It was this kind of pathological discipline that had the metal bands always at odds with the punk bands. Sabin remembers playing a show with his pre-Slave Raider band Keystone. He went to the bass player of the headlining act (he swears it was the Replacements but questions his memory ever so slightly) who was sound-checking with a badly out-of-tune bass. He offered the guy his guitar tuner--a device you plug into for tuning assistance. The bass player spun a tuning key a couple of times and banged the headstock against the wall. "There," he said. "That ought to do it."
Have a look at the spectacle that was Slave Raider:

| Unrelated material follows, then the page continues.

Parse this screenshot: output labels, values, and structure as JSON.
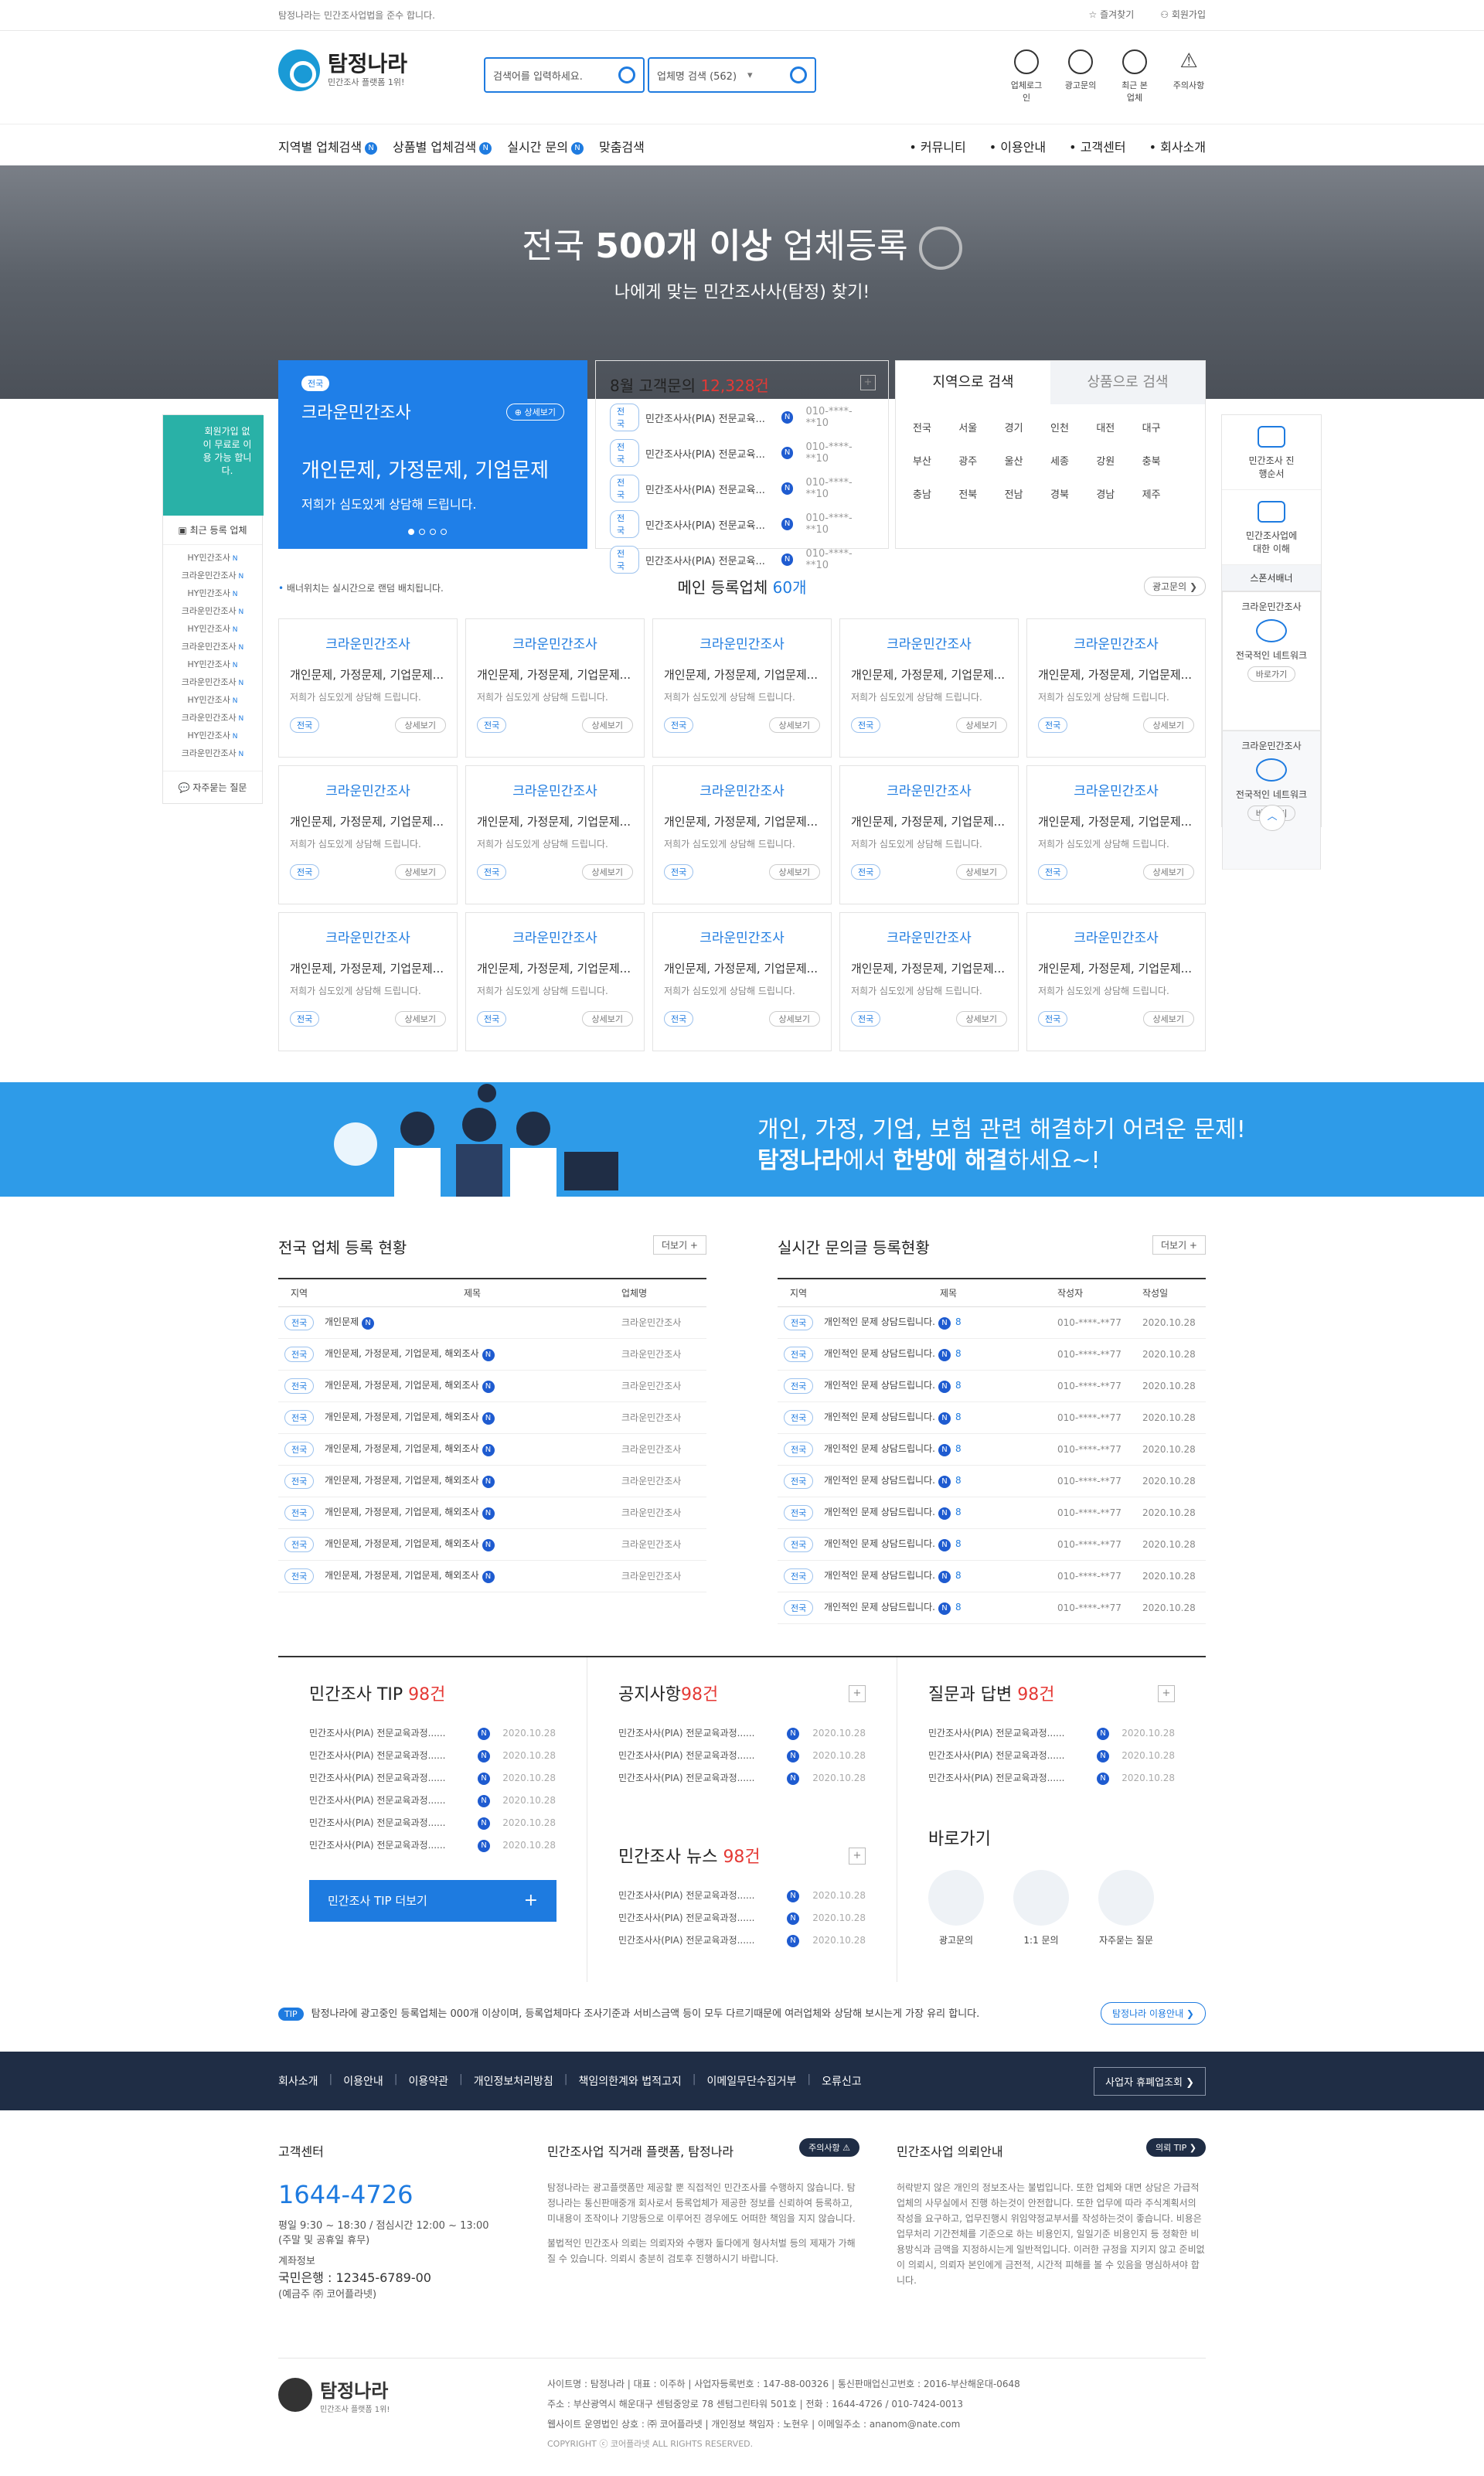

Make Some Noise.
This one was filmed in Minneapolis and begins with an intro from Chainsaw Caine, a man who clearly could have made a few extra bucks on the pro wrestling circuit...
Rock You Again
This one is really just a Slave Raider cameo. The guys in Whodini were Slave Raider's label mates.
This video is from the early days of Slave Raider. Watch carefully and you'll see some choreography.
Slave Raider was the last Twin Cities metal band of the era to know some measure of success (if only for a short time). And while local music writers were largely ignoring even the bands as popular as Slave Raider, heavy metal was making national headlines--putting Twisted Sister front man Dee Snider in front of a panel of U.S. Senators will do that...
METAL GOES TO WASHINGTON:
If it were possible to back-pedal through space and time and onto a heavy metal stage to see the phenomenon with 21st Century eyes, the theatrics, costumes and choreography might well appear no more threatening than a Broadway production. Or not. The theater of it all--and the outrageous, often misogynistic lyrics--were singled out in 1985 Senate hearings on the lyrics and images in the popular music of the day. Pamela Hower of the Parents Music Resource Center (PMRC) brought to the hearings a stack of heavy metal record covers and lyric sheets a took a seat next to PMRC treasurer and the public face of the organization, Tipper Gore.
In an exhaustive presentation, Hower singled out the heavy metal band W.A.S.P., who had just signed a $1.5 million contract with Capital Records to release their debut record: “The Torture Never Stops.” “Violence permeates the album as well as their stage show,” Howar told the Senate Committee on Commerce, Science and Transportation, “which has included chopping up and throwing raw meat into the audience, drinking blood from a skull, and the simulated rape and murder of a half-nude woman.”
The hearings resulted in the “Parental Advisory: Explicit Lyrics” sticker consumers find on their compact discs to this day.
Simulated rape, which was not altogether uncommon in videos and stage shows of the era, was the exception. Mostly, heavy metal theater was the Vegas or Radio City variety: Fireworks, props and synchronized kicking.
The PMRC put together something they called the "Filthy Fifteen"--a list of the songs they found most offensive. Prince's "Darling NIkki" won the top slot. But about half of the songs on the list were heavy metal songs:
#3: Judas Priest "Eat Me Alive"
#5: Mötley Crüe "Bastard"
#7: Twisted Sister "We're Not Gonna Take It"
#9: W.A.S.P. "Animal (Fuck Like a Beast)"
#10: Def Leppard "High 'n' Dry (Saturday Night)"
#11: Mercyful Fate "Into the Coven"
#12: Black Sabbath "Trashed"
#14: Venom "Possessed"
SAINTS OR SINNERS?
Why not end things on a high note? There exists on YouTube archaeological evidence that the international heavy metal community, under all the leather and spandex and chest hair, had a heart of gold. Witness this incredible survey of the '80s metal pantheon produced for the Hear 'n Aid benefit project in 1985. The whole thing was organized by Ronnie James Dio and it raised somewhere in the neighborhood of one million dollars for charity...
OH, WE MUSTN'T FORGET HAIRBALL
Here are Hairball singers Kris Vox and Rockstar Bob packing up their costumes after their City Pages photo shoot. A fitting end to a riveting saga...